Nearly one month after Facebook-owned WhatsApp filed a lawsuit against Israeli surveillance firm NSO Group, alleging the company's spyware infected its users' phones, a group of employees at the embattled firm is now retaliating with its own lawsuit.
The workers filed a lawsuit against Facebook on Tuesday (November 26) accusing the social-media giant of unfairly blocking their private Facebook and Instagram accounts when it sued NSO last month.
The lawsuit, first reported in Israeli media, argues that Facebook violated its own terms of service by blocking the NSO employees, and it used personal information they shared with Facebook in order to identify them—in violation of an Israeli privacy law.
"It appears that Facebook used the [NSO employees'] personal data...in order to identify them as NSO employees (or former employees), in service of imposing 'collective punishment' on them, in the form of blocking their personal accounts," the lawsuit reads in Hebrew.
The lawyers are asking the court to make Facebook lift the ban on the accounts.
WhatsApp had accused NSO of using its servers to break into the phones of roughly 1,400 users across four continents, in an attempt to target diplomats, political dissidents, journalists and senior government officials.The lawsuit says the malware was unable to break the app’s encryption and instead infected customers’ phones, giving NSO access to messages after they were decrypted on the receiver’s device.

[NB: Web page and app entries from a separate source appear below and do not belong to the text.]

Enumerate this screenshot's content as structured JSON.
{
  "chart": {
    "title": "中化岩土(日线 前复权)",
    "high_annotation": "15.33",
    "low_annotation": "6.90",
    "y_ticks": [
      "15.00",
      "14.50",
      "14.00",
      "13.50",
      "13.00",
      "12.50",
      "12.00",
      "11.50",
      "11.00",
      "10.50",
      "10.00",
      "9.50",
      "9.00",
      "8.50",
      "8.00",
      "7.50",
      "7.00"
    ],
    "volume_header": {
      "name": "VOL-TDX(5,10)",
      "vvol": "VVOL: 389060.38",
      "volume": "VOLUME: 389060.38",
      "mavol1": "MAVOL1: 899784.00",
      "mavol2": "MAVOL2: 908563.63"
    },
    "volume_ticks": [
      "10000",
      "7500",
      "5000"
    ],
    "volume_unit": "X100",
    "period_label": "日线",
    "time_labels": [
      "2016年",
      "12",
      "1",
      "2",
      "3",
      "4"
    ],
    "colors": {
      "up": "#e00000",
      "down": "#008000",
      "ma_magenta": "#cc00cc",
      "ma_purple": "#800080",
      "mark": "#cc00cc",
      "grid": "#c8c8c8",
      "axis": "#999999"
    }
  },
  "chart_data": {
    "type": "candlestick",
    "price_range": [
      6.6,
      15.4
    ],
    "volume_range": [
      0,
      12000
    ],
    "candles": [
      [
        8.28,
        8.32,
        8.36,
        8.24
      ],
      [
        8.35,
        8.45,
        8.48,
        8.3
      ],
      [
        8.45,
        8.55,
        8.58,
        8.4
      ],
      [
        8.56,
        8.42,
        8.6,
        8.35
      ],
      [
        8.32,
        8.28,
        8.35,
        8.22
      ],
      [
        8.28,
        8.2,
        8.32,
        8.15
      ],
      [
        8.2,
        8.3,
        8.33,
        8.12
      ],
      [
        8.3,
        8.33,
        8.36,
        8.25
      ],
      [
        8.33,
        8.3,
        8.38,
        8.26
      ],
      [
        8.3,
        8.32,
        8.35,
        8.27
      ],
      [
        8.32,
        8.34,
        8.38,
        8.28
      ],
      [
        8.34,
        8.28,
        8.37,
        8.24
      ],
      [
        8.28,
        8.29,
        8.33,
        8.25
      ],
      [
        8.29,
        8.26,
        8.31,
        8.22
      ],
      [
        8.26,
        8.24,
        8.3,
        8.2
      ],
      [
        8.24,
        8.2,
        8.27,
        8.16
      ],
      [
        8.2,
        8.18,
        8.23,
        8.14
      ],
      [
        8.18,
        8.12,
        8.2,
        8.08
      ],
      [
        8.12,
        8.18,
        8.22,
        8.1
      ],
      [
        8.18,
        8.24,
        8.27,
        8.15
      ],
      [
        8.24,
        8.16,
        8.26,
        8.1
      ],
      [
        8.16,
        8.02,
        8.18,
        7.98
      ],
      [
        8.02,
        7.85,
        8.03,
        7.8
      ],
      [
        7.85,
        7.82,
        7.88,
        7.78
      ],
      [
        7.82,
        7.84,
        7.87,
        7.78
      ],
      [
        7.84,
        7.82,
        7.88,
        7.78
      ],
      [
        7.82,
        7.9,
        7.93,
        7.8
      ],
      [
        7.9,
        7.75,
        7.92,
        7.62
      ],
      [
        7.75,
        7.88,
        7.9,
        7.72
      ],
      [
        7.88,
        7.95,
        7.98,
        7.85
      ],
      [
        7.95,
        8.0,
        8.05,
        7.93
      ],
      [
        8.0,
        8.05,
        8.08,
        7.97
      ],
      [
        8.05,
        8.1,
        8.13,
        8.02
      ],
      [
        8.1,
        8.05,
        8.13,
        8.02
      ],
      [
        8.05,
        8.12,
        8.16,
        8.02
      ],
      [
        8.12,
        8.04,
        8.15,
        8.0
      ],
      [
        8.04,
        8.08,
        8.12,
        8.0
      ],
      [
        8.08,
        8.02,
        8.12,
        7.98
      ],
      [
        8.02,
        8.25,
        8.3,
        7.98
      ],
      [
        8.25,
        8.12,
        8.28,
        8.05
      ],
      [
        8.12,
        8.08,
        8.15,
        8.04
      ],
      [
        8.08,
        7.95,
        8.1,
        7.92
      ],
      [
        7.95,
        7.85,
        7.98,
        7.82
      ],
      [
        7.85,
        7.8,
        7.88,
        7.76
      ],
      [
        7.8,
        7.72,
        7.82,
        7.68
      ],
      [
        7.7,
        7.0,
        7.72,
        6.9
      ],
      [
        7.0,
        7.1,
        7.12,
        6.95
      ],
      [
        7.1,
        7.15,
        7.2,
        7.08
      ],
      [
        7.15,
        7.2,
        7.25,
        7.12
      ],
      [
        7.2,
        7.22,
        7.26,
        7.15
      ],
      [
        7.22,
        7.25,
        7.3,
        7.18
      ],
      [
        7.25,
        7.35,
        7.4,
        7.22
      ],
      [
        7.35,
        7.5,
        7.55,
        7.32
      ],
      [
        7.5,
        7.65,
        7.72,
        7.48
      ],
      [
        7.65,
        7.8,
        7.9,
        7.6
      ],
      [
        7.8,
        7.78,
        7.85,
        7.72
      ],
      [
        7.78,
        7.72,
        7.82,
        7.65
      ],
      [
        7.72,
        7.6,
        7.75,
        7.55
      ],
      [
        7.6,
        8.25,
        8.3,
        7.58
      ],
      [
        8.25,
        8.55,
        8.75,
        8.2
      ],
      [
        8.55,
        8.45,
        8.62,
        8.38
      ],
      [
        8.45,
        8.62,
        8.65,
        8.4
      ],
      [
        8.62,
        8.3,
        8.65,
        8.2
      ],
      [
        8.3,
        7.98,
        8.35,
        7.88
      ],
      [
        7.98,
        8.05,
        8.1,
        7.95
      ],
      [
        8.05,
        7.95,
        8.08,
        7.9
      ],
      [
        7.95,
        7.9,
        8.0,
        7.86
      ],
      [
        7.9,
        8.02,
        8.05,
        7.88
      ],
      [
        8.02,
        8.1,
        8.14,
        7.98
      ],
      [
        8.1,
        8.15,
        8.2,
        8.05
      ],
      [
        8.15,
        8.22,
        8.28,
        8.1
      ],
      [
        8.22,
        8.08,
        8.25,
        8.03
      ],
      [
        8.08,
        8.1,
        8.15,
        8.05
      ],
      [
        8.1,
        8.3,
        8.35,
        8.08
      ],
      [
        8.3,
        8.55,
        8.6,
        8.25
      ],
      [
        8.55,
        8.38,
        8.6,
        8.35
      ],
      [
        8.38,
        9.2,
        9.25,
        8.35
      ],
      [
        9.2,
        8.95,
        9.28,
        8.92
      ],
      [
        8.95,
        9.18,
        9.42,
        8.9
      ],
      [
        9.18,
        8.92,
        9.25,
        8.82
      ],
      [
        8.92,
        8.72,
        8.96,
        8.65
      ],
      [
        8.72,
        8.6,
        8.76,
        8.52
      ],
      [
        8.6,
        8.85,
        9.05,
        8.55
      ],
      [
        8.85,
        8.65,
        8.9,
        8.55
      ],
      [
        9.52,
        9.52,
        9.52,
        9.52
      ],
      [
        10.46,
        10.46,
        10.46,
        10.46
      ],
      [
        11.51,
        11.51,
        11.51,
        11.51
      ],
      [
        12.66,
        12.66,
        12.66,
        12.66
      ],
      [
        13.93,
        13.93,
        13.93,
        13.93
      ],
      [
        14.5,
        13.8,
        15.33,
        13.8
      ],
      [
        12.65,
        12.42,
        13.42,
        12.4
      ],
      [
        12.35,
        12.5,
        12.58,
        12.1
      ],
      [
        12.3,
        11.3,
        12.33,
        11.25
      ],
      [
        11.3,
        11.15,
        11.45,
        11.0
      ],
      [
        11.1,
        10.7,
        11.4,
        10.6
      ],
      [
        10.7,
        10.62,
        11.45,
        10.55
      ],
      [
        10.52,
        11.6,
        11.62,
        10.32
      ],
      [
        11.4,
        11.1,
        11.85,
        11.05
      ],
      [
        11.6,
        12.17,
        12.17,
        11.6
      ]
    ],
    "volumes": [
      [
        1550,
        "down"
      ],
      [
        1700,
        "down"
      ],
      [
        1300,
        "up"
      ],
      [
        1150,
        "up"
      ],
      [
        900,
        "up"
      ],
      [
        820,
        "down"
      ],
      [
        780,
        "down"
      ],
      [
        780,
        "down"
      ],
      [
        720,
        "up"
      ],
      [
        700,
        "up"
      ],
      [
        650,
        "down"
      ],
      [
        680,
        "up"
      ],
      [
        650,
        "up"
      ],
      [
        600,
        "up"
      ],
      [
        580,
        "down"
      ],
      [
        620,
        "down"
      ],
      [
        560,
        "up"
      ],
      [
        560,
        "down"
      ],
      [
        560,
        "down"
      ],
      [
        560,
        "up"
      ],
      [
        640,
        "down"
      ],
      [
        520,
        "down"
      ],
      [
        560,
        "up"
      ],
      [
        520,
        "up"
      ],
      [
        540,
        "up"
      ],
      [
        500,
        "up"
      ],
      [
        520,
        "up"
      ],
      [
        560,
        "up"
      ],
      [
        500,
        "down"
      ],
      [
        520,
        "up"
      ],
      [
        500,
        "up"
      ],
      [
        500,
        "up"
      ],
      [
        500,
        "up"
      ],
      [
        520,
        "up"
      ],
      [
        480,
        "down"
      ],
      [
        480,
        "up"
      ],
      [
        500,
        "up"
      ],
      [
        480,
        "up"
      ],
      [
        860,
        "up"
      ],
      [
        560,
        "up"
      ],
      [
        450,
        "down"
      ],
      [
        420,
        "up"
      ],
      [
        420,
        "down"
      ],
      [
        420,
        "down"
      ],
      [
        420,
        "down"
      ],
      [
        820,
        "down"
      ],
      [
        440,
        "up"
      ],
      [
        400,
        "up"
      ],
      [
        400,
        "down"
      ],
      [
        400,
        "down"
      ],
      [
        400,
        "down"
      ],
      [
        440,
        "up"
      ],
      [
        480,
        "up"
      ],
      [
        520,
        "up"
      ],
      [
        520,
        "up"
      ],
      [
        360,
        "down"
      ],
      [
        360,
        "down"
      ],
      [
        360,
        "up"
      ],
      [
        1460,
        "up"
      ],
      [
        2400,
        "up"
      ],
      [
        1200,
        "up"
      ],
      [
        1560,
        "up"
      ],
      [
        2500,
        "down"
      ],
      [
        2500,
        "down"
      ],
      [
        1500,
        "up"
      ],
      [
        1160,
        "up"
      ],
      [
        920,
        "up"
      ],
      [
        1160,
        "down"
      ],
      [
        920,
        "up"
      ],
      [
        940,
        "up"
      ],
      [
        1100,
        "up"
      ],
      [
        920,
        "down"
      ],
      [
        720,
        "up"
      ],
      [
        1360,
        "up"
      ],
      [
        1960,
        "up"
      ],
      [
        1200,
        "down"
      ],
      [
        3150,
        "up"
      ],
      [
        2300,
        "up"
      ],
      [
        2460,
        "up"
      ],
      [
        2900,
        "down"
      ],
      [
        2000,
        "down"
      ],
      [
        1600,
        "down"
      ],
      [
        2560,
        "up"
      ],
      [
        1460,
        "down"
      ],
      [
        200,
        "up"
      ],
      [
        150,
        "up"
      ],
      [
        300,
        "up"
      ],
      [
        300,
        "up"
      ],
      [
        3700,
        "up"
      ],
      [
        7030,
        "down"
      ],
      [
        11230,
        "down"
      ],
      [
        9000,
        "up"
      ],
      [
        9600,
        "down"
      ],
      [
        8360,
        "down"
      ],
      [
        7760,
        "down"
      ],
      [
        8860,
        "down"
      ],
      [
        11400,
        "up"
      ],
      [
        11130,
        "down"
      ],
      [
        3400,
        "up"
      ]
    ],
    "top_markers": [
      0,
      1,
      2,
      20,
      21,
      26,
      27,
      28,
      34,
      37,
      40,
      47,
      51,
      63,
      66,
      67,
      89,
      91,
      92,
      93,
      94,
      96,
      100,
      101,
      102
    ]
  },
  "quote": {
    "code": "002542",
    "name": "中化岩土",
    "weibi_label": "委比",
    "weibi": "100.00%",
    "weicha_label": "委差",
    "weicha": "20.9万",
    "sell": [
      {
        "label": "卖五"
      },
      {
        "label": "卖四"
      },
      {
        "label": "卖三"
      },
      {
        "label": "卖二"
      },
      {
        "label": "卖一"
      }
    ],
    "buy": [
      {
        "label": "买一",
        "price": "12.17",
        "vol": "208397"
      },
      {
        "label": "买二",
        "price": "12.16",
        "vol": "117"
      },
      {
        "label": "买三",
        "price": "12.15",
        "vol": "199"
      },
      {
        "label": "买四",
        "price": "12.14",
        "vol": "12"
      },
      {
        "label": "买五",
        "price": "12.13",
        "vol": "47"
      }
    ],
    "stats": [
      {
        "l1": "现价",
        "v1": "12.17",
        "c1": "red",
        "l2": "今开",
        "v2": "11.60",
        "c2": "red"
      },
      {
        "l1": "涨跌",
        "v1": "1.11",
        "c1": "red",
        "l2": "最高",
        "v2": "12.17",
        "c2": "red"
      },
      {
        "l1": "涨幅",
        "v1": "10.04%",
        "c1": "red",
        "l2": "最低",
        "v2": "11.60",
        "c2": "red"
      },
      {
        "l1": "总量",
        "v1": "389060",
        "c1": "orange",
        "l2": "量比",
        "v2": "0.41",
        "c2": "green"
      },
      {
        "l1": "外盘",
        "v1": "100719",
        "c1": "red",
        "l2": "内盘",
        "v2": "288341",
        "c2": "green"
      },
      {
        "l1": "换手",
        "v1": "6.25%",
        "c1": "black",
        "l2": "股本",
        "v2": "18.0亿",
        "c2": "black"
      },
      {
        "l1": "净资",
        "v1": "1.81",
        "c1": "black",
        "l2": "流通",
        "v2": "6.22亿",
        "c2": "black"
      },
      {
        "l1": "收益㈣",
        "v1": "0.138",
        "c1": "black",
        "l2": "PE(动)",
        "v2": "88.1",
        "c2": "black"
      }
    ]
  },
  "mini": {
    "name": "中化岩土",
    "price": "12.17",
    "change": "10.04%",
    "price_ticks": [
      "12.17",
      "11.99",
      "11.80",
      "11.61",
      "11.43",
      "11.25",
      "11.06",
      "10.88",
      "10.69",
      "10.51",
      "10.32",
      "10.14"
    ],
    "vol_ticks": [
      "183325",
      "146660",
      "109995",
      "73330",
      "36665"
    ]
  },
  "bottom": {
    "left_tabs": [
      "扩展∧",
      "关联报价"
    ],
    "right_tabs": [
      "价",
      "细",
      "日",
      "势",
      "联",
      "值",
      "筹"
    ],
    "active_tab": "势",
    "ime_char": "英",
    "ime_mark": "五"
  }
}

The NSO Group sells a surveillance program called Pegasus that, in the company’s words, "enables law enforcement and intelligence agencies to remotely and covertly extract valuable intelligence from virtually any mobile device". The company claims it only works with governments, but it has repeatedly come under fire for targeting human rights activists and journalists.